Johnson inspires AMS students
Nico Johnson might be as famous as Clay Matthews, Brian Urlacher, Jerry Rice, Troy Aikman and Tom Brady – yet – but he’s as big of a role model as any to Andalusia Middle Schoolers.
AMS coach Tommy Wright said he coached Johnson from T-ball to middle school, and while he was “very athletic,” that’s not his main trait.
“Nico is a great athlete, but what stands out most is his humility and humbleness,” Wright said. “He is always giving his time to the little ones. He always comes back and speaks with them about the importance of right and wrong and making good decisions.”
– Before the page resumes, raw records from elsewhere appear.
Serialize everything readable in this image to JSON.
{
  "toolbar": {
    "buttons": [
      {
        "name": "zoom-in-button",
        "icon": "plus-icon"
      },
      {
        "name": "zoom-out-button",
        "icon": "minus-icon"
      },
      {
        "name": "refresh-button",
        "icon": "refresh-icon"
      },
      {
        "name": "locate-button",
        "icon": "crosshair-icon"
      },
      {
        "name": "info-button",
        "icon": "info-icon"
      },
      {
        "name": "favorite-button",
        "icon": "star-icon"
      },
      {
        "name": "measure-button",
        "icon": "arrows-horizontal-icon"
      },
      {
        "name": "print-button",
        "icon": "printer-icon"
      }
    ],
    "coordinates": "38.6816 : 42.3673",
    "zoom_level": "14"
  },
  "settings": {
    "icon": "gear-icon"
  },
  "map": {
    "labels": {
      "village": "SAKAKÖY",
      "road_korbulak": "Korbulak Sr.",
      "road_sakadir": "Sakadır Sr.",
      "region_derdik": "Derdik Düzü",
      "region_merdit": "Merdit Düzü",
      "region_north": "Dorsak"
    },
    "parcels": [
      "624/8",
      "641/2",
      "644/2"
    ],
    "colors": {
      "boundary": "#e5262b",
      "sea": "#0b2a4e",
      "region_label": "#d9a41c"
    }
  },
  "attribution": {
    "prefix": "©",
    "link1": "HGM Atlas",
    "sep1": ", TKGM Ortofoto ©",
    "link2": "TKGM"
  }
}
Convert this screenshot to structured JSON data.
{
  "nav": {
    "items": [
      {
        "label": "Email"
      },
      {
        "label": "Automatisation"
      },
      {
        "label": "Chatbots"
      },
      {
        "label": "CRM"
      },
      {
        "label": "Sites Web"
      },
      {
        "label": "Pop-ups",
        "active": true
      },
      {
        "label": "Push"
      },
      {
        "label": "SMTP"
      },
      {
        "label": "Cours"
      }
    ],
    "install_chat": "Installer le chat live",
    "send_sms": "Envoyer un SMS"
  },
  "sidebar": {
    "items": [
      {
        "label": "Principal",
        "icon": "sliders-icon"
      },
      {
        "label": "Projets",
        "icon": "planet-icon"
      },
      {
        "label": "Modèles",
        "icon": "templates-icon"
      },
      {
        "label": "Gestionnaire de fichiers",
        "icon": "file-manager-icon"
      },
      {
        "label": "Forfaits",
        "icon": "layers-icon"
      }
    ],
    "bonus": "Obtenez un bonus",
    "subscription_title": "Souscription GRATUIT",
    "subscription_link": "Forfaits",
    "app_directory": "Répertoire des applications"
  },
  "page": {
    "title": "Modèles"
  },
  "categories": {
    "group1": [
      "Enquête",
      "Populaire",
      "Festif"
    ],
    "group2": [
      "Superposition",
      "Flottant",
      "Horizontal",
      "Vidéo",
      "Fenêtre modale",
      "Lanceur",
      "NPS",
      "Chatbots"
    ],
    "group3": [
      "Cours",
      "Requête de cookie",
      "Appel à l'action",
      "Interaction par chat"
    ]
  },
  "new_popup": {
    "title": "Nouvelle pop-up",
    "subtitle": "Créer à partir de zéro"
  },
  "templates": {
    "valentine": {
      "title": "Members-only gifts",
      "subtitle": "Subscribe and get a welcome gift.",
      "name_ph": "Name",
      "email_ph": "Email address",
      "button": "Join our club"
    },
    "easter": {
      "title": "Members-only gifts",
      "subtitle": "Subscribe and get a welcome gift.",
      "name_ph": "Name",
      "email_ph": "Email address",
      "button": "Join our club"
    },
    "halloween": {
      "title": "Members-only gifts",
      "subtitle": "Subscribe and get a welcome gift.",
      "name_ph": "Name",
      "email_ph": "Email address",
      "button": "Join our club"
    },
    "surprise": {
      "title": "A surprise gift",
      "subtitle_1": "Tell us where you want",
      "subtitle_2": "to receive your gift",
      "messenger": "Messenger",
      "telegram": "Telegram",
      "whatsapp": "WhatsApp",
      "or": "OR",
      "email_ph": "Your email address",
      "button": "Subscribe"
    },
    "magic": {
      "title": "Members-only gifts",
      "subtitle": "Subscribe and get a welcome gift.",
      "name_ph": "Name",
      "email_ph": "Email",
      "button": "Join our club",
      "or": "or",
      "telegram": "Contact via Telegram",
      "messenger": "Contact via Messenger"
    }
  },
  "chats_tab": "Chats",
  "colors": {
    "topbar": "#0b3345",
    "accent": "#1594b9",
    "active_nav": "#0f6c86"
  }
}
AMS co-quarterback Sim Bowden said he thought it was “great” that Johnson won his second BCS Championship in the three years he’s played for the Crimson Tide on Monday night.
In a rematch, Alabama defeated LSU 21-0 to win the nation’s title.
“He’s won two national championships and he’s from a small town,” Bowden said. “That’s just great. He’s definitely a role model.”
Bowden said Johnson showed them you can overcome anything, even when he lost his mother, Mamie, in June of 2010.
“His mom died and he just kept working,” Bowden said. “It makes me think I can accomplish whatever it is as long I try hard.”
R.J. Drish, a sixth grader, has played football for as long as he can remember, and now, thanks to Johnson, he knows
there’s a possibility that he, too, can play college football.
“Football is my sport,” he said. “I don’t relate to other sports. I
think that’s because my dad (Red Level Elementary Principal Rodney Drish) used to be a football coach. I know Nico, and when I saw him bust out of that tunnel, I was like, I know that person. Wow. I’ve had several conversations with him, and I know if he can come from a small town and get all the way to Alabama, then I can, too.”
James Montgomery and Trevor Parker, both members of the football team, said they grew up watching Johnson on the field,
“He’s very competitive,” Parker said. “During the off season he stays in the weight room. He’s shown us that as long as you work hard. You can do whatever you put your mind to.”
“I hope to play college ball,” he said.
Keshun Townsend and Johnson share similarities, he said.
“He’s my role model, mainly because he was a starting linebacker at Andalusia High School and I am a linebacker,” Townsend said. “I do my best to model myself after him.”